EXERCISE DIRECTIONS —
Would you count the lines in the entries below that contain "JSON"? Reply with the number only.

INFORMATION SHOWN —
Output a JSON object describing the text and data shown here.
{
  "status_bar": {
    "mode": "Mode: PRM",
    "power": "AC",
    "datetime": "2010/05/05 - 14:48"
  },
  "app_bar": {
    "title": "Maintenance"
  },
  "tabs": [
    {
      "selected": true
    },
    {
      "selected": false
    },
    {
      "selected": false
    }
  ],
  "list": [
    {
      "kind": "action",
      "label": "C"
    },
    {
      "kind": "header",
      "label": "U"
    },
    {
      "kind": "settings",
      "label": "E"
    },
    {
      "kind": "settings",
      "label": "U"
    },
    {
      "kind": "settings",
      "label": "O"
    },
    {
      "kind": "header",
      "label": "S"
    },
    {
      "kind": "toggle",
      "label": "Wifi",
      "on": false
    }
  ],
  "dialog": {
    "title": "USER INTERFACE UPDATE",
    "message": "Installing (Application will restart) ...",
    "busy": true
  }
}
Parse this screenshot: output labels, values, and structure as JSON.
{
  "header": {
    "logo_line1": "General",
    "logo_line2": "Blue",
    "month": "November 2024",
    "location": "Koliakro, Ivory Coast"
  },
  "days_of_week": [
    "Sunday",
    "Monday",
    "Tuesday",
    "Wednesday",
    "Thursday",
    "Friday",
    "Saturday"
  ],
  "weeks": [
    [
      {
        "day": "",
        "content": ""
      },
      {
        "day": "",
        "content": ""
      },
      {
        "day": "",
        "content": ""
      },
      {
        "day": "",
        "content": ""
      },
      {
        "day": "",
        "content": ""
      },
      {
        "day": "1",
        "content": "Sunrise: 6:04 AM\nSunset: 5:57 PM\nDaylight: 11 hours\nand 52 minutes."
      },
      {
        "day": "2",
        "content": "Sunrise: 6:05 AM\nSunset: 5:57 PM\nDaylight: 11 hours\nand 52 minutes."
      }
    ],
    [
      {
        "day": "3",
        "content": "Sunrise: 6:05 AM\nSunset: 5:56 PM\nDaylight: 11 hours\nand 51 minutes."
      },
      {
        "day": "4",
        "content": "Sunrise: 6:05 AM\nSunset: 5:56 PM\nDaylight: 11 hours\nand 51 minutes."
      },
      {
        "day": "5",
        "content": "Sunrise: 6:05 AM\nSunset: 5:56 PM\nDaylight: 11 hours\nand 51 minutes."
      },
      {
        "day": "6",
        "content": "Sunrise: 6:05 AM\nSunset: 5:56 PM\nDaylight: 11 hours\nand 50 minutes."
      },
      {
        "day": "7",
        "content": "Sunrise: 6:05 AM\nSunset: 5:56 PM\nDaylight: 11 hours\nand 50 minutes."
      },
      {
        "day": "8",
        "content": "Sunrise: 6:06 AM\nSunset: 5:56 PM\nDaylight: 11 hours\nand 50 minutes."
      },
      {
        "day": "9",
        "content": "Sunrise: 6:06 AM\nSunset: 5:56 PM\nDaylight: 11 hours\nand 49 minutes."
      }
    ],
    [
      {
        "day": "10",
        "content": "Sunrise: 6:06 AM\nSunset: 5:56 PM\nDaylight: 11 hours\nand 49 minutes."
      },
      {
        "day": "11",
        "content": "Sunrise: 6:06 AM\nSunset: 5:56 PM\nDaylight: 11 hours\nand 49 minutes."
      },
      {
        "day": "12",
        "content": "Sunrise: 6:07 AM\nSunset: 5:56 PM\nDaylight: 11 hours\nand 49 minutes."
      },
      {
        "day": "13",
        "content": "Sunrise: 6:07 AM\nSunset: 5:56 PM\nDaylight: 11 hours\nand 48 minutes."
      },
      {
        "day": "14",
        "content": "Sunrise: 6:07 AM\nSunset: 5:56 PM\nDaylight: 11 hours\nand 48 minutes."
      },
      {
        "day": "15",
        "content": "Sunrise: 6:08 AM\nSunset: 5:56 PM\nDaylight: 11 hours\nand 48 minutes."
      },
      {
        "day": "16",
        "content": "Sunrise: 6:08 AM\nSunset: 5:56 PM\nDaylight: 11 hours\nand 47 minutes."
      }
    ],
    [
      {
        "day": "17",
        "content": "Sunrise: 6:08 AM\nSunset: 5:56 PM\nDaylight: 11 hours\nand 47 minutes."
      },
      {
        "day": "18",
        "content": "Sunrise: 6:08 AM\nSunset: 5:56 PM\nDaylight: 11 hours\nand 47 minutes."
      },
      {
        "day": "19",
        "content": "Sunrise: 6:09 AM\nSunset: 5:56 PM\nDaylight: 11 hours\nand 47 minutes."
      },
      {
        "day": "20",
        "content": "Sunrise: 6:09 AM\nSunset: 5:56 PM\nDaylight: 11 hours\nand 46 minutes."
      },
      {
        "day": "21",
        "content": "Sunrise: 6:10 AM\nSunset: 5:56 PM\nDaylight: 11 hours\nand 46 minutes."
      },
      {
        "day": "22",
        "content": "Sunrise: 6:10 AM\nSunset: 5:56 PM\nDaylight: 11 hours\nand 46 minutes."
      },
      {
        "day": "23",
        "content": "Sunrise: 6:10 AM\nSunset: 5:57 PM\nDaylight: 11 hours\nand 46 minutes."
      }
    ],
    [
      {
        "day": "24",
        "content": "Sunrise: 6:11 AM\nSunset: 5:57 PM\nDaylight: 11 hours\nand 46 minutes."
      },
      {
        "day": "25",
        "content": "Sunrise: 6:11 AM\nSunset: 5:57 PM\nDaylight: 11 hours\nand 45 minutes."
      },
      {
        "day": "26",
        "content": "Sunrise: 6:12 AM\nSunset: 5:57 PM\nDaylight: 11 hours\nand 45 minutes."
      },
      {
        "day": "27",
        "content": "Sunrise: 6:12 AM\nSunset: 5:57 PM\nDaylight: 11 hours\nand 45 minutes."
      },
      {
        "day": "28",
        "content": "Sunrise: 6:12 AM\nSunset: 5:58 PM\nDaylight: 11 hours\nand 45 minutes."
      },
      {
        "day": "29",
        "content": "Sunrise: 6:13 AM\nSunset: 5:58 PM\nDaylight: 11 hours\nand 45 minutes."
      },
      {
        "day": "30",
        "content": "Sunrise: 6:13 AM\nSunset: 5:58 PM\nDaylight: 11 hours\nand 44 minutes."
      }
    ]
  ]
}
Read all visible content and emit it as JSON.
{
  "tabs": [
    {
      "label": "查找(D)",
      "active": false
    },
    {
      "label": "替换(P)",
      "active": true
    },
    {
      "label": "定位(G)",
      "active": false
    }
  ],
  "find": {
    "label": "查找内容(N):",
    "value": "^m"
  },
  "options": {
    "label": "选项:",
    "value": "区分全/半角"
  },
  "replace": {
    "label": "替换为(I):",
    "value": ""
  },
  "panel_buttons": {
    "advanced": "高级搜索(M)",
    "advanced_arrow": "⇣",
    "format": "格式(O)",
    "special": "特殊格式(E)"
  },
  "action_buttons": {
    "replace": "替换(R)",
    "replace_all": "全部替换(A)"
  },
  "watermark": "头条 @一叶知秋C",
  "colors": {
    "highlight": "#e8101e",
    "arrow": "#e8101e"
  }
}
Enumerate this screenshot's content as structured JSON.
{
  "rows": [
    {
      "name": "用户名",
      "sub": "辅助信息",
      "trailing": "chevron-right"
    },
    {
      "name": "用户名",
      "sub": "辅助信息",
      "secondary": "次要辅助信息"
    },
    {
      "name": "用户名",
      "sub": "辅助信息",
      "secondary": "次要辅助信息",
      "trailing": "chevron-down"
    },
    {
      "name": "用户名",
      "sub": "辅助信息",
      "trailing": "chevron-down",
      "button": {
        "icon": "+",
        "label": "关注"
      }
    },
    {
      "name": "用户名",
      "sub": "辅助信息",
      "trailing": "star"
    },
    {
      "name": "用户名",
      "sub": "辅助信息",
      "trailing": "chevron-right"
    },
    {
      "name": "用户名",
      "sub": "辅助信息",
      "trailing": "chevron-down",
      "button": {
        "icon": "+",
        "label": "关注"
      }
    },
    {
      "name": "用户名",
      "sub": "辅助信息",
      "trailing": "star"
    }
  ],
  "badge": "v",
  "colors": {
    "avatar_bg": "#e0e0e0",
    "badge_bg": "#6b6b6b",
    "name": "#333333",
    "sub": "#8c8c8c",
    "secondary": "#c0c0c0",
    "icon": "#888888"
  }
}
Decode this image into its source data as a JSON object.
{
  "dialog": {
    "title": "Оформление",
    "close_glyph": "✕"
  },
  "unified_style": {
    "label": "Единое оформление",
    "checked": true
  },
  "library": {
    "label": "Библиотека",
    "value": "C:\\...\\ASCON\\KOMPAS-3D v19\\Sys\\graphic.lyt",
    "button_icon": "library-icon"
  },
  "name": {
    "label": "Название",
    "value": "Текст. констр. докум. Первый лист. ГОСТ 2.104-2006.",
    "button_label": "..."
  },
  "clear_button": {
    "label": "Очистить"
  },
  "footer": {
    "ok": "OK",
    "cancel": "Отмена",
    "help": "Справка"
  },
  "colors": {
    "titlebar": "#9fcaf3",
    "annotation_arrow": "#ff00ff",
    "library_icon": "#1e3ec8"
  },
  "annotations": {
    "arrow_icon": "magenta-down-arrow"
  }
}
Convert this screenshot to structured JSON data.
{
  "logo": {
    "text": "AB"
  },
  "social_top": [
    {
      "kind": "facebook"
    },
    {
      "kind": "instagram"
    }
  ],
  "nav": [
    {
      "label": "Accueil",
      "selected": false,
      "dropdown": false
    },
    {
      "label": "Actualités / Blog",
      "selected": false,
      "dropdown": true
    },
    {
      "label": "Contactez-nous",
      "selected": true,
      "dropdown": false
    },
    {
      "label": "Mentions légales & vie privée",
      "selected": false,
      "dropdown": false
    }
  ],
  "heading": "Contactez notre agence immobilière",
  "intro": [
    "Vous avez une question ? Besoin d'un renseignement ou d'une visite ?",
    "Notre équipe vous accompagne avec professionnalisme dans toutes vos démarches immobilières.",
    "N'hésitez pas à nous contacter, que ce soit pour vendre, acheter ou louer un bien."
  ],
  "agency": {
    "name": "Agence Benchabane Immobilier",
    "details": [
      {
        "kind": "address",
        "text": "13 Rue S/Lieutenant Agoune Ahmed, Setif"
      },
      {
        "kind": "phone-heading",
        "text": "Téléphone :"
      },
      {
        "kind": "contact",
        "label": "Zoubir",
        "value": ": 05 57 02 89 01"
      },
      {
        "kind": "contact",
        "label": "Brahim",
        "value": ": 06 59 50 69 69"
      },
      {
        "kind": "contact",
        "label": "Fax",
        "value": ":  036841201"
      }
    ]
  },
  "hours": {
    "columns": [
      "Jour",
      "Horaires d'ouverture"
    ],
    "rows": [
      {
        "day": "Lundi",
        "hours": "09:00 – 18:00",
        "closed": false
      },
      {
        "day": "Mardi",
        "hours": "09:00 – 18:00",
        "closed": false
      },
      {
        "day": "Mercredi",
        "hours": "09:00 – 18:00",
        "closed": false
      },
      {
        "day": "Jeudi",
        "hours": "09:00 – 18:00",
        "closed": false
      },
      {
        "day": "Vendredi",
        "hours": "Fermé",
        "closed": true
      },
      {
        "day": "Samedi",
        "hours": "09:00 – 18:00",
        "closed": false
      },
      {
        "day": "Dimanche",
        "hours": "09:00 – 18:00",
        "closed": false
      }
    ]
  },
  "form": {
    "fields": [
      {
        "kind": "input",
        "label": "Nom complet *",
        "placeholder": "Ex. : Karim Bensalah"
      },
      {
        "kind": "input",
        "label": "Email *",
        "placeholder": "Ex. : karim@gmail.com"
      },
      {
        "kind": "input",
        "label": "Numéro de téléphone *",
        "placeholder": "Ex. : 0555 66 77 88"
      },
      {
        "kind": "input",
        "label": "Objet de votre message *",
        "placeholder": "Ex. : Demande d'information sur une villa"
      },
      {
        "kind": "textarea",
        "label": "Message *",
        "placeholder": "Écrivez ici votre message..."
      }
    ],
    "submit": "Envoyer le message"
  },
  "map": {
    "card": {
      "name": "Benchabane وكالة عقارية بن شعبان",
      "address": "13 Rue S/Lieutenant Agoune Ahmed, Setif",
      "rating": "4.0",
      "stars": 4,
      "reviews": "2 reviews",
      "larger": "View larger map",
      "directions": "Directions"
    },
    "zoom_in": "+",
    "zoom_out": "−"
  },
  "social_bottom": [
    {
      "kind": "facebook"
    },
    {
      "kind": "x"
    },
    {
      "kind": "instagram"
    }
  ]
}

THE COMPLETED TASK —
6